It is about time that the American people were educated and informed about what true “Socialism” is and is not. The fact is that in true socialism “the means of production” are owned by all of the people. In other words, all of the workplaces and businesses are owned, controlled, and run by all of the people for the good and well-being of all of the people. They are not privately-owned by individuals and groups. In true socialism, we would not be totally equal in terms of how much we would get paid for our work, but we would be much, much more equal than we are now. There would not be any billionaires or people who have hundreds of millions of dollars and tens of millions of dollars in total wealth, most of which they inherited and did not earn by their own labor. We would share what we have.
Democrats gained a majority in the House of Representatives while Republicans retained the Senate in Tuesday’s midterm elections.
Stanford Review articles condemning efforts to advance diversity on campus — published over 20 years ago — came back to haunt author and former Review editor Ryan Bounds ’95 this week when Senate Majority Leader Mitch McConnell withdrew his judicial nomination to the Ninth Circuit Court of Appeals.
At the end of spring quarter, Student Activities and Leadership (SAL) granted official student group status to new left-leaning publication The Stanford Sphere, affording the organization access to more funding and institutionalized support.
“Silicon Valley is a one party state,” Palantir founder Peter Thiel ’89 said from the stage of Hauck Auditorium. “The other side doesn’t care for you and your side doesn’t care for you because they don’t need to.”

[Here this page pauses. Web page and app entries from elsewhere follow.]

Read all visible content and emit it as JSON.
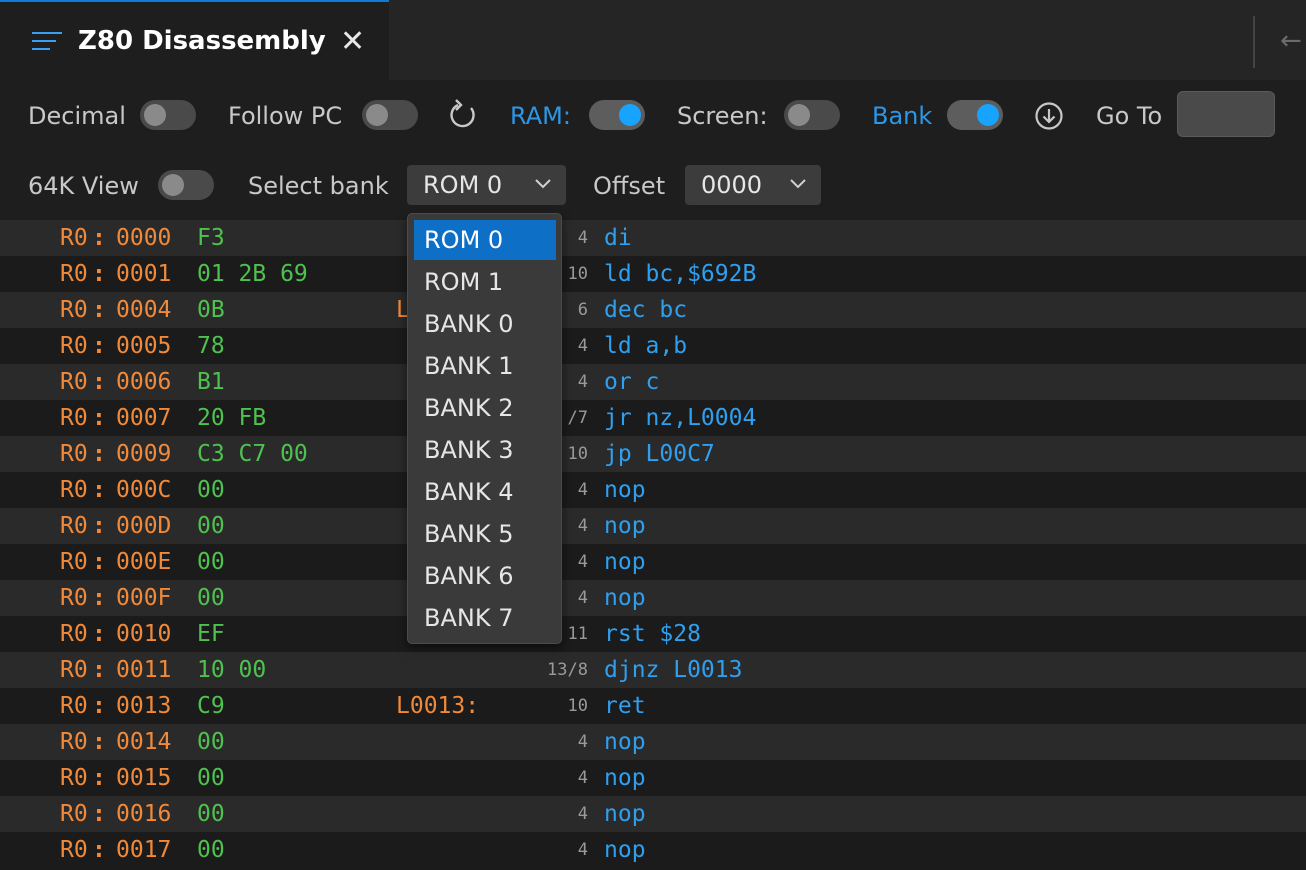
{
  "tab": {
    "title": "Z80 Disassembly",
    "close": "✕",
    "back": "←"
  },
  "toolbar": {
    "decimal_label": "Decimal",
    "follow_pc_label": "Follow PC",
    "ram_label": "RAM:",
    "screen_label": "Screen:",
    "bank_label": "Bank",
    "goto_label": "Go To",
    "goto_value": "",
    "view64k_label": "64K View",
    "select_bank_label": "Select bank",
    "select_bank_value": "ROM 0",
    "offset_label": "Offset",
    "offset_value": "0000",
    "toggles": {
      "decimal": false,
      "follow_pc": false,
      "ram": true,
      "screen": false,
      "bank": true,
      "view64k": false
    }
  },
  "dropdown": {
    "options": [
      "ROM 0",
      "ROM 1",
      "BANK 0",
      "BANK 1",
      "BANK 2",
      "BANK 3",
      "BANK 4",
      "BANK 5",
      "BANK 6",
      "BANK 7"
    ],
    "selected": "ROM 0"
  },
  "listing": [
    {
      "bank": "R0",
      "sep": ":",
      "addr": "0000",
      "bytes": "F3",
      "label": "",
      "cycles": "4",
      "instr": "di"
    },
    {
      "bank": "R0",
      "sep": ":",
      "addr": "0001",
      "bytes": "01 2B 69",
      "label": "",
      "cycles": "10",
      "instr": "ld bc,$692B"
    },
    {
      "bank": "R0",
      "sep": ":",
      "addr": "0004",
      "bytes": "0B",
      "label": "L",
      "cycles": "6",
      "instr": "dec bc"
    },
    {
      "bank": "R0",
      "sep": ":",
      "addr": "0005",
      "bytes": "78",
      "label": "",
      "cycles": "4",
      "instr": "ld a,b"
    },
    {
      "bank": "R0",
      "sep": ":",
      "addr": "0006",
      "bytes": "B1",
      "label": "",
      "cycles": "4",
      "instr": "or c"
    },
    {
      "bank": "R0",
      "sep": ":",
      "addr": "0007",
      "bytes": "20 FB",
      "label": "",
      "cycles": "/7",
      "instr": "jr nz,L0004"
    },
    {
      "bank": "R0",
      "sep": ":",
      "addr": "0009",
      "bytes": "C3 C7 00",
      "label": "",
      "cycles": "10",
      "instr": "jp L00C7"
    },
    {
      "bank": "R0",
      "sep": ":",
      "addr": "000C",
      "bytes": "00",
      "label": "",
      "cycles": "4",
      "instr": "nop"
    },
    {
      "bank": "R0",
      "sep": ":",
      "addr": "000D",
      "bytes": "00",
      "label": "",
      "cycles": "4",
      "instr": "nop"
    },
    {
      "bank": "R0",
      "sep": ":",
      "addr": "000E",
      "bytes": "00",
      "label": "",
      "cycles": "4",
      "instr": "nop"
    },
    {
      "bank": "R0",
      "sep": ":",
      "addr": "000F",
      "bytes": "00",
      "label": "",
      "cycles": "4",
      "instr": "nop"
    },
    {
      "bank": "R0",
      "sep": ":",
      "addr": "0010",
      "bytes": "EF",
      "label": "",
      "cycles": "11",
      "instr": "rst $28"
    },
    {
      "bank": "R0",
      "sep": ":",
      "addr": "0011",
      "bytes": "10 00",
      "label": "",
      "cycles": "13/8",
      "instr": "djnz L0013"
    },
    {
      "bank": "R0",
      "sep": ":",
      "addr": "0013",
      "bytes": "C9",
      "label": "L0013:",
      "cycles": "10",
      "instr": "ret"
    },
    {
      "bank": "R0",
      "sep": ":",
      "addr": "0014",
      "bytes": "00",
      "label": "",
      "cycles": "4",
      "instr": "nop"
    },
    {
      "bank": "R0",
      "sep": ":",
      "addr": "0015",
      "bytes": "00",
      "label": "",
      "cycles": "4",
      "instr": "nop"
    },
    {
      "bank": "R0",
      "sep": ":",
      "addr": "0016",
      "bytes": "00",
      "label": "",
      "cycles": "4",
      "instr": "nop"
    },
    {
      "bank": "R0",
      "sep": ":",
      "addr": "0017",
      "bytes": "00",
      "label": "",
      "cycles": "4",
      "instr": "nop"
    }
  ]
}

It seems as if most Democrats are either Feeling the Bern or Ready for Hillary, the notion being that the two are mutually exclusive. The leading candidates have yet to directly attack each other, but the former is often viewed as a revolutionist, the latter a calculated establishment politician. But must the Democratic Party really choose between idealism and pragmatism? I don’t think so.
They’re called Snarky Puppy (I don’t know why), and depending on the day they have anywhere from eight to 18 members. It’s hard to say what genre they fall under, if any. They won a Grammy for best R&B single of 2014, regularly play international jazz festivals and their compositions bear the fingerprints of a world…
Molly Spaeth critiques the actions of the Daily Editorial Board in their statement supporting Cardona-Wharton for executive.